*** Opening THE RECORDS ***

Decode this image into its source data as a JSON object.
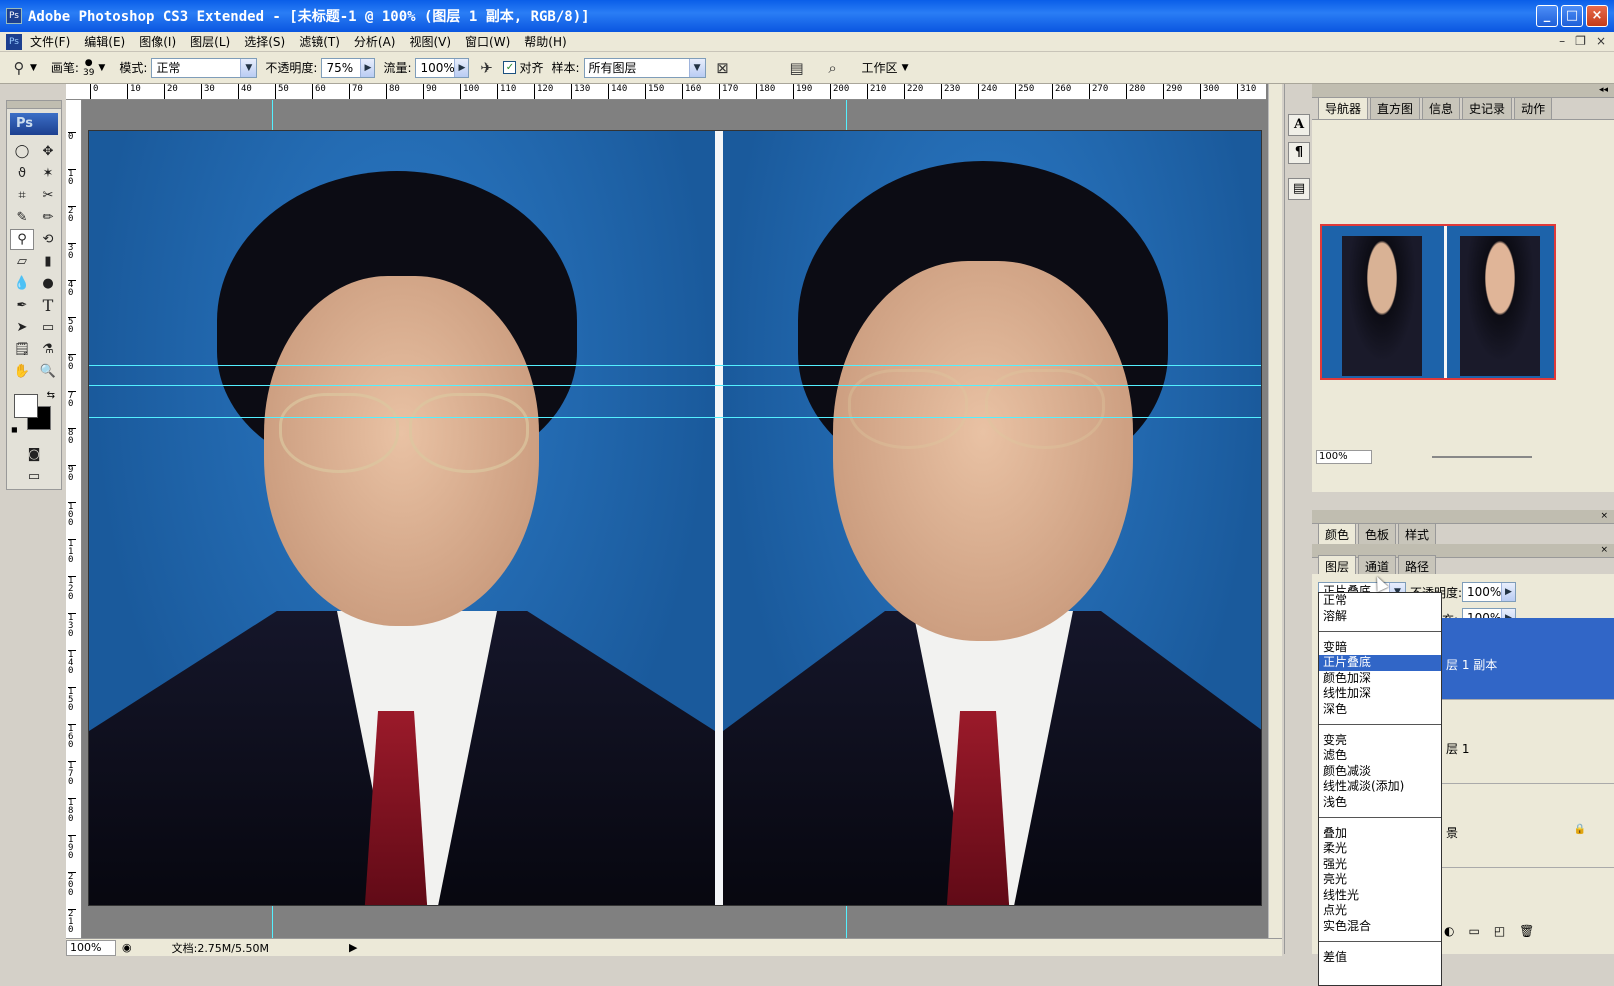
{
  "window": {
    "title": "Adobe Photoshop CS3 Extended - [未标题-1 @ 100% (图层 1 副本, RGB/8)]"
  },
  "menu": [
    "文件(F)",
    "编辑(E)",
    "图像(I)",
    "图层(L)",
    "选择(S)",
    "滤镜(T)",
    "分析(A)",
    "视图(V)",
    "窗口(W)",
    "帮助(H)"
  ],
  "options": {
    "brush_label": "画笔:",
    "brush_size": "39",
    "mode_label": "模式:",
    "mode_value": "正常",
    "opacity_label": "不透明度:",
    "opacity_value": "75%",
    "flow_label": "流量:",
    "flow_value": "100%",
    "aligned_label": "对齐",
    "sample_label": "样本:",
    "sample_value": "所有图层",
    "workspace_label": "工作区"
  },
  "ruler": {
    "h_ticks": [
      "0",
      "10",
      "20",
      "30",
      "40",
      "50",
      "60",
      "70",
      "80",
      "90",
      "100",
      "110",
      "120",
      "130",
      "140",
      "150",
      "160",
      "170",
      "180",
      "190",
      "200",
      "210",
      "220",
      "230",
      "240",
      "250",
      "260",
      "270",
      "280",
      "290",
      "300",
      "310"
    ],
    "v_ticks": [
      "0",
      "1 0",
      "2 0",
      "3 0",
      "4 0",
      "5 0",
      "6 0",
      "7 0",
      "8 0",
      "9 0",
      "1 0 0",
      "1 1 0",
      "1 2 0",
      "1 3 0",
      "1 4 0",
      "1 5 0",
      "1 6 0",
      "1 7 0",
      "1 8 0",
      "1 9 0",
      "2 0 0",
      "2 1 0"
    ]
  },
  "status": {
    "zoom": "100%",
    "doc": "文档:2.75M/5.50M"
  },
  "panels": {
    "nav_tabs": [
      "导航器",
      "直方图",
      "信息",
      "史记录",
      "动作"
    ],
    "nav_zoom": "100%",
    "color_tabs": [
      "颜色",
      "色板",
      "样式"
    ],
    "layer_tabs": [
      "图层",
      "通道",
      "路径"
    ],
    "blend_value": "正片叠底",
    "opacity_label": "不透明度:",
    "opacity_value": "100%",
    "fill_label": "充:",
    "fill_value": "100%",
    "layers": [
      "层 1 副本",
      "层 1",
      "景"
    ]
  },
  "dropdown": {
    "items": [
      "正常",
      "溶解",
      "",
      "变暗",
      "正片叠底",
      "颜色加深",
      "线性加深",
      "深色",
      "",
      "变亮",
      "滤色",
      "颜色减淡",
      "线性减淡(添加)",
      "浅色",
      "",
      "叠加",
      "柔光",
      "强光",
      "亮光",
      "线性光",
      "点光",
      "实色混合",
      "",
      "差值"
    ],
    "selected": "正片叠底"
  },
  "colors": {
    "guide": "#54f0ff",
    "selection": "#3166c7",
    "nav_frame": "#e03a3a"
  }
}
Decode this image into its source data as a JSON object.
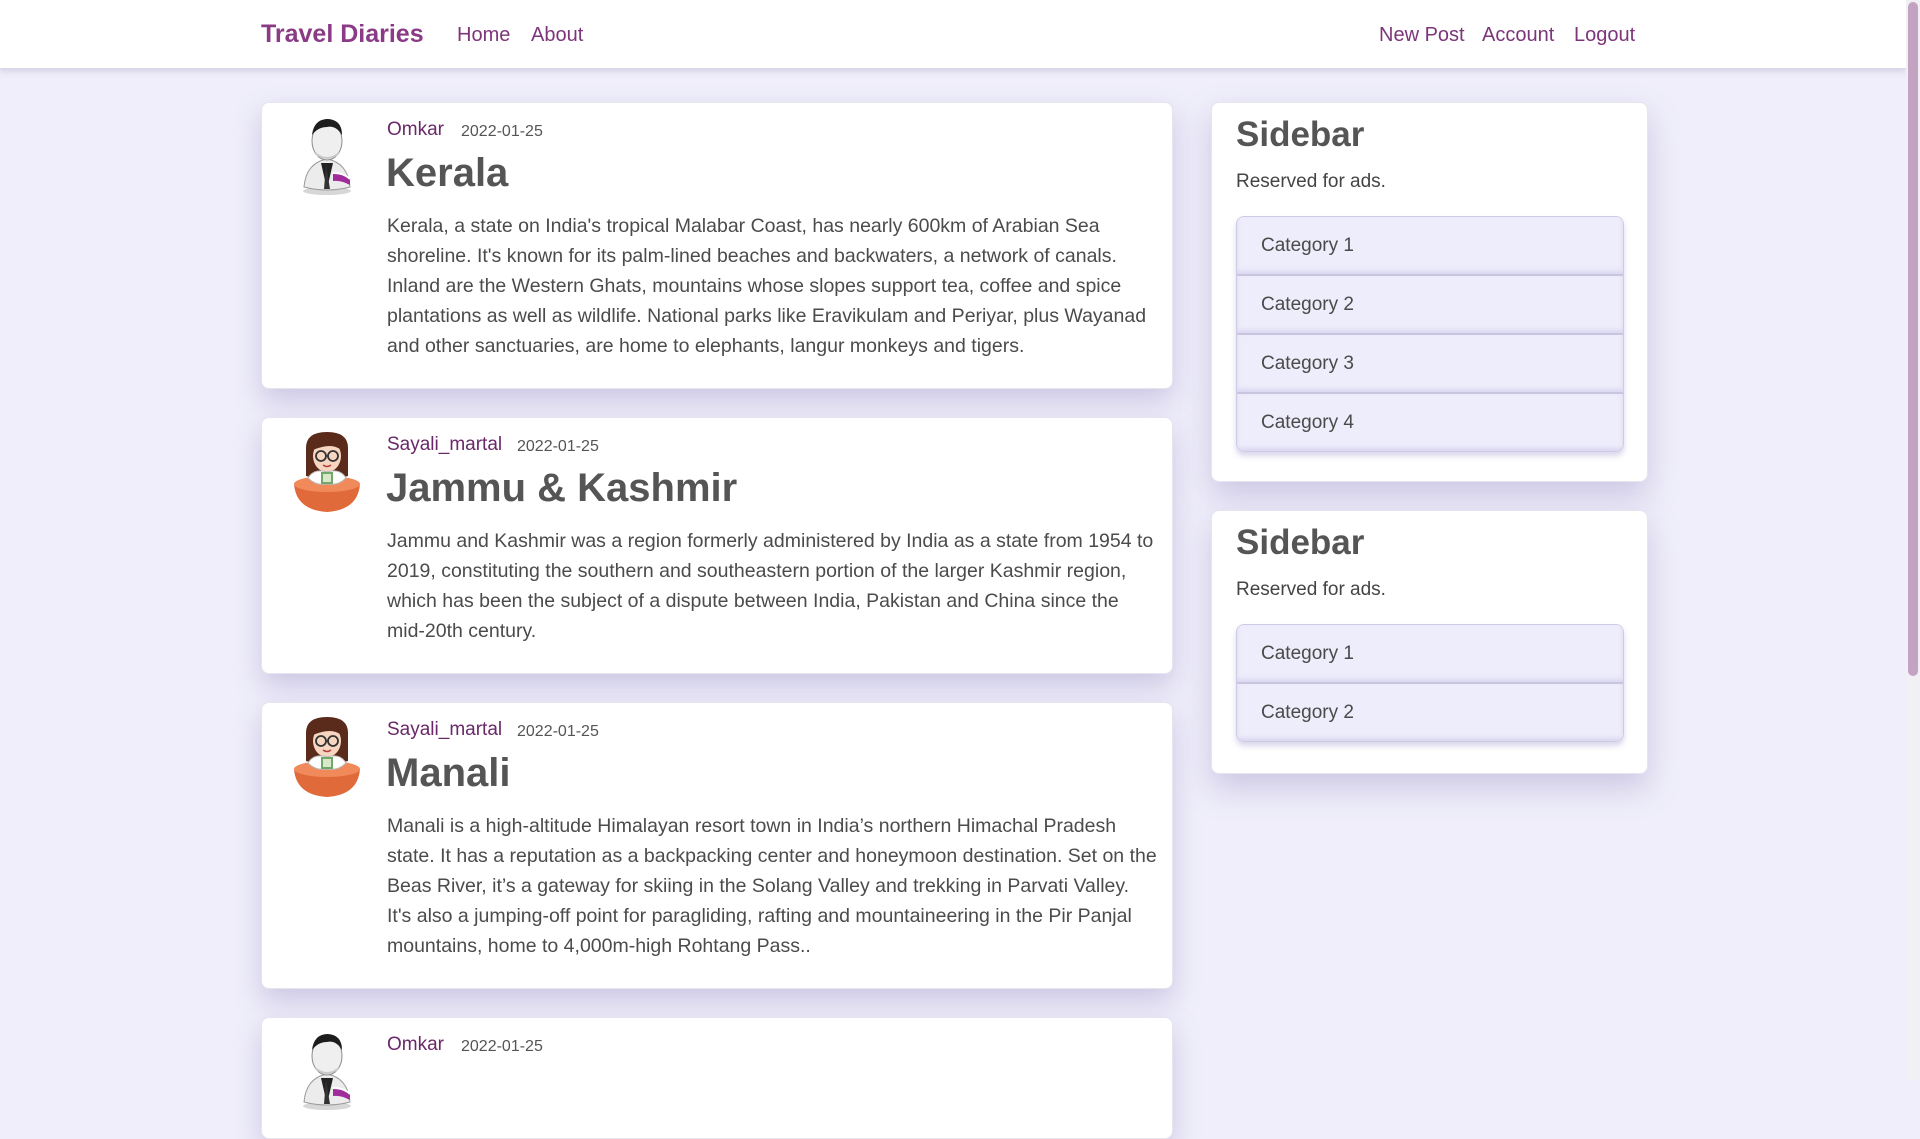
{
  "navbar": {
    "brand": "Travel Diaries",
    "left_links": [
      "Home",
      "About"
    ],
    "right_links": [
      "New Post",
      "Account",
      "Logout"
    ]
  },
  "posts": [
    {
      "author": "Omkar",
      "date": "2022-01-25",
      "title": "Kerala",
      "avatar": "man-avatar-icon",
      "body": "Kerala, a state on India's tropical Malabar Coast, has nearly 600km of Arabian Sea shoreline. It's known for its palm-lined beaches and backwaters, a network of canals. Inland are the Western Ghats, mountains whose slopes support tea, coffee and spice plantations as well as wildlife. National parks like Eravikulam and Periyar, plus Wayanad and other sanctuaries, are home to elephants, langur monkeys and tigers."
    },
    {
      "author": "Sayali_martal",
      "date": "2022-01-25",
      "title": "Jammu & Kashmir",
      "avatar": "woman-avatar-icon",
      "body": "Jammu and Kashmir was a region formerly administered by India as a state from 1954 to 2019, constituting the southern and southeastern portion of the larger Kashmir region, which has been the subject of a dispute between India, Pakistan and China since the mid-20th century."
    },
    {
      "author": "Sayali_martal",
      "date": "2022-01-25",
      "title": "Manali",
      "avatar": "woman-avatar-icon",
      "body": "Manali is a high-altitude Himalayan resort town in India’s northern Himachal Pradesh state. It has a reputation as a backpacking center and honeymoon destination. Set on the Beas River, it’s a gateway for skiing in the Solang Valley and trekking in Parvati Valley. It's also a jumping-off point for paragliding, rafting and mountaineering in the Pir Panjal mountains, home to 4,000m-high Rohtang Pass.."
    },
    {
      "author": "Omkar",
      "date": "2022-01-25",
      "title": "",
      "avatar": "man-avatar-icon",
      "body": ""
    }
  ],
  "sidebars": [
    {
      "title": "Sidebar",
      "text": "Reserved for ads.",
      "categories": [
        "Category 1",
        "Category 2",
        "Category 3",
        "Category 4"
      ]
    },
    {
      "title": "Sidebar",
      "text": "Reserved for ads.",
      "categories": [
        "Category 1",
        "Category 2"
      ]
    }
  ],
  "colors": {
    "brand": "#8b3a86",
    "link": "#7d357a",
    "author": "#6a2868",
    "page_background": "#efeefa",
    "category_background": "#eeedfb"
  }
}
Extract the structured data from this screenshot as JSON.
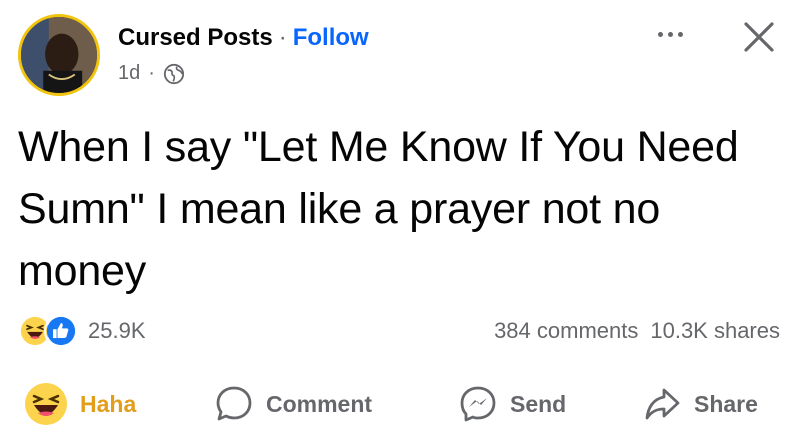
{
  "post": {
    "page_name": "Cursed Posts",
    "separator": "·",
    "follow_label": "Follow",
    "time": "1d",
    "meta_separator": "·",
    "privacy_icon": "globe-icon",
    "text": "When I say \"Let Me Know If You Need Sumn\" I mean like a prayer not no money"
  },
  "stats": {
    "reaction_icons": [
      "haha-reaction-icon",
      "like-reaction-icon"
    ],
    "reaction_count": "25.9K",
    "comments": "384 comments",
    "shares": "10.3K shares"
  },
  "actions": {
    "haha_label": "Haha",
    "comment_label": "Comment",
    "send_label": "Send",
    "share_label": "Share"
  },
  "colors": {
    "follow": "#0866ff",
    "haha_text": "#e29d1a",
    "secondary_text": "#65676b",
    "like_blue": "#1877f2",
    "haha_yellow": "#fcd34d"
  }
}
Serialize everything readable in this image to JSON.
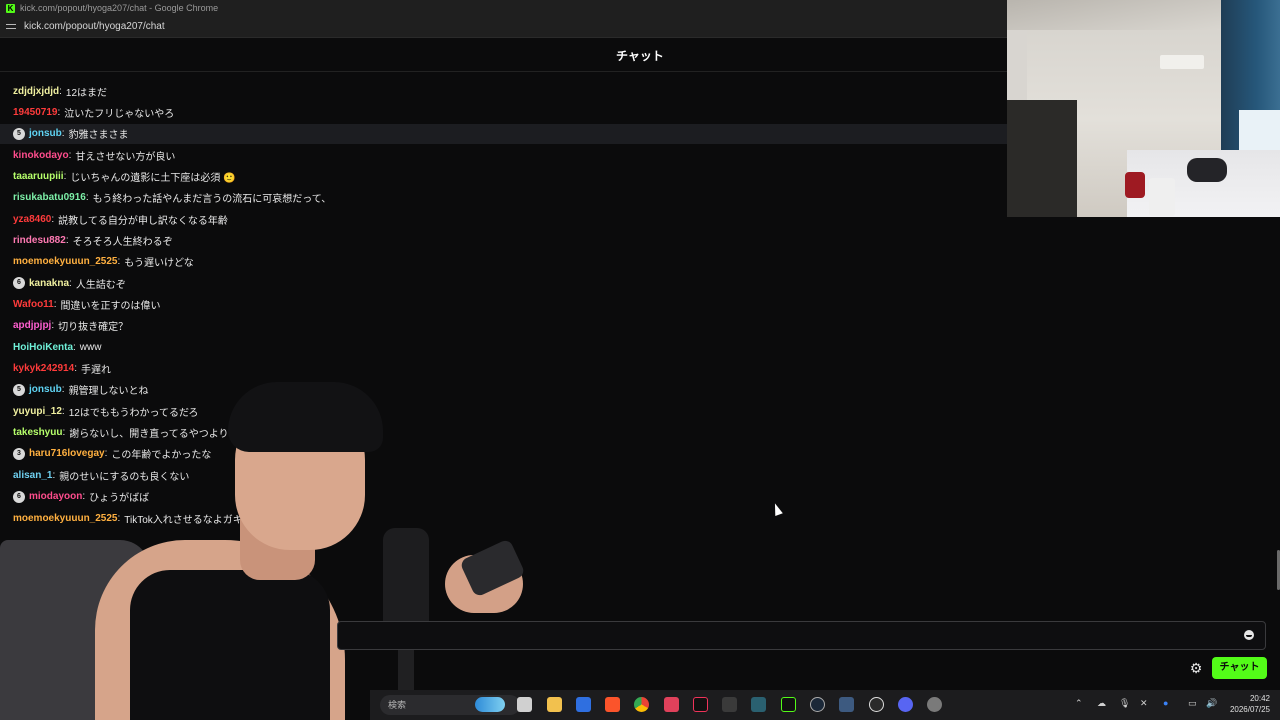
{
  "window": {
    "title": "kick.com/popout/hyoga207/chat - Google Chrome",
    "url": "kick.com/popout/hyoga207/chat"
  },
  "chat": {
    "title": "チャット",
    "send_label": "チャット",
    "messages": [
      {
        "badge": "",
        "user": "zdjdjxjdjd",
        "color": "#f0f0a0",
        "text": "12はまだ"
      },
      {
        "badge": "",
        "user": "19450719",
        "color": "#ff3b3b",
        "text": "泣いたフリじゃないやろ"
      },
      {
        "badge": "5",
        "user": "jonsub",
        "color": "#5fd3f3",
        "text": "豹雅さまさま"
      },
      {
        "badge": "",
        "user": "kinokodayo",
        "color": "#ff4d8d",
        "text": "甘えさせない方が良い"
      },
      {
        "badge": "",
        "user": "taaaruupiii",
        "color": "#b6ff6b",
        "text": "じいちゃんの遺影に土下座は必須 🙂"
      },
      {
        "badge": "",
        "user": "risukabatu0916",
        "color": "#7df0a8",
        "text": "もう終わった話やんまだ言うの流石に可哀想だって、"
      },
      {
        "badge": "",
        "user": "yza8460",
        "color": "#ff3b3b",
        "text": "説教してる自分が申し訳なくなる年齢"
      },
      {
        "badge": "",
        "user": "rindesu882",
        "color": "#ff7ab3",
        "text": "そろそろ人生終わるぞ"
      },
      {
        "badge": "",
        "user": "moemoekyuuun_2525",
        "color": "#ffb040",
        "text": "もう遅いけどな"
      },
      {
        "badge": "6",
        "user": "kanakna",
        "color": "#f0f0a0",
        "text": "人生詰むぞ"
      },
      {
        "badge": "",
        "user": "Wafoo11",
        "color": "#ff3b3b",
        "text": "間違いを正すのは偉い"
      },
      {
        "badge": "",
        "user": "apdjpjpj",
        "color": "#ff5fd0",
        "text": "切り抜き確定？"
      },
      {
        "badge": "",
        "user": "HoiHoiKenta",
        "color": "#6ff0d8",
        "text": "www"
      },
      {
        "badge": "",
        "user": "kykyk242914",
        "color": "#ff3b3b",
        "text": "手遅れ"
      },
      {
        "badge": "5",
        "user": "jonsub",
        "color": "#5fd3f3",
        "text": "親管理しないとね"
      },
      {
        "badge": "",
        "user": "yuyupi_12",
        "color": "#f0f0a0",
        "text": "12はでももうわかってるだろ"
      },
      {
        "badge": "",
        "user": "takeshyuu",
        "color": "#b6ff6b",
        "text": "謝らないし、開き直ってるやつよりは全然"
      },
      {
        "badge": "3",
        "user": "haru716lovegay",
        "color": "#ffb040",
        "text": "この年齢でよかったな"
      },
      {
        "badge": "",
        "user": "alisan_1",
        "color": "#6fd0f0",
        "text": "親のせいにするのも良くない"
      },
      {
        "badge": "6",
        "user": "miodayoon",
        "color": "#ff4d8d",
        "text": "ひょうがばば"
      },
      {
        "badge": "",
        "user": "moemoekyuuun_2525",
        "color": "#ffb040",
        "text": "TikTok入れさせるなよガキに"
      }
    ]
  },
  "taskbar": {
    "search_placeholder": "検索",
    "time": "20:42",
    "date": "2026/07/25"
  }
}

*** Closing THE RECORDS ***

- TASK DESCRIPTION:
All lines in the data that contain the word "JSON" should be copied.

- ANSWER FOR THIS EXERCISE:
Decode this image into its source data as a JSON object.
Decode this image into its source data as a JSON object.
Extract the structured data from this screenshot as JSON.
Serialize everything readable in this image to JSON.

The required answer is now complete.